* Data shown *

=== Section Start ===

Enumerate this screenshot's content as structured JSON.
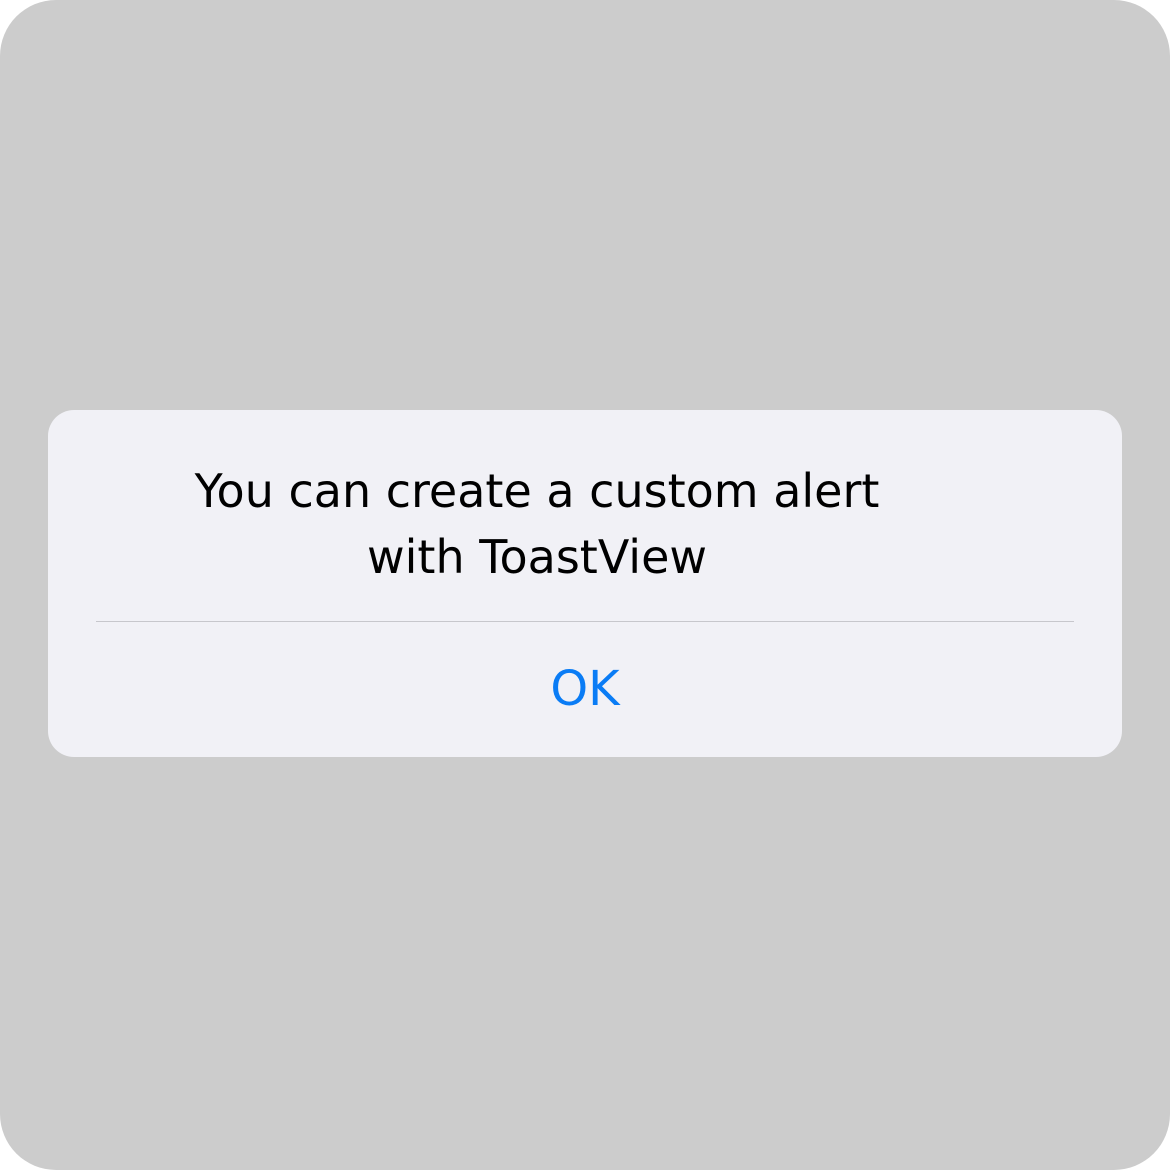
{
  "alert": {
    "message_line1": "You can create a custom alert",
    "message_line2": "with ToastView",
    "ok_label": "OK"
  },
  "colors": {
    "backdrop": "#cccccc",
    "alert_background": "#f1f1f6",
    "divider": "#c7c7cc",
    "accent": "#0a7cf5",
    "message_text": "#000000"
  }
}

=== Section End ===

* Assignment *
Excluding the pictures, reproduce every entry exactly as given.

* Response area *
Enumerate this screenshot's content as structured JSON.
{
  "alert": {
    "message_line1": "You can create a custom alert",
    "message_line2": "with ToastView",
    "ok_label": "OK"
  },
  "colors": {
    "backdrop": "#cccccc",
    "alert_background": "#f1f1f6",
    "divider": "#c7c7cc",
    "accent": "#0a7cf5",
    "message_text": "#000000"
  }
}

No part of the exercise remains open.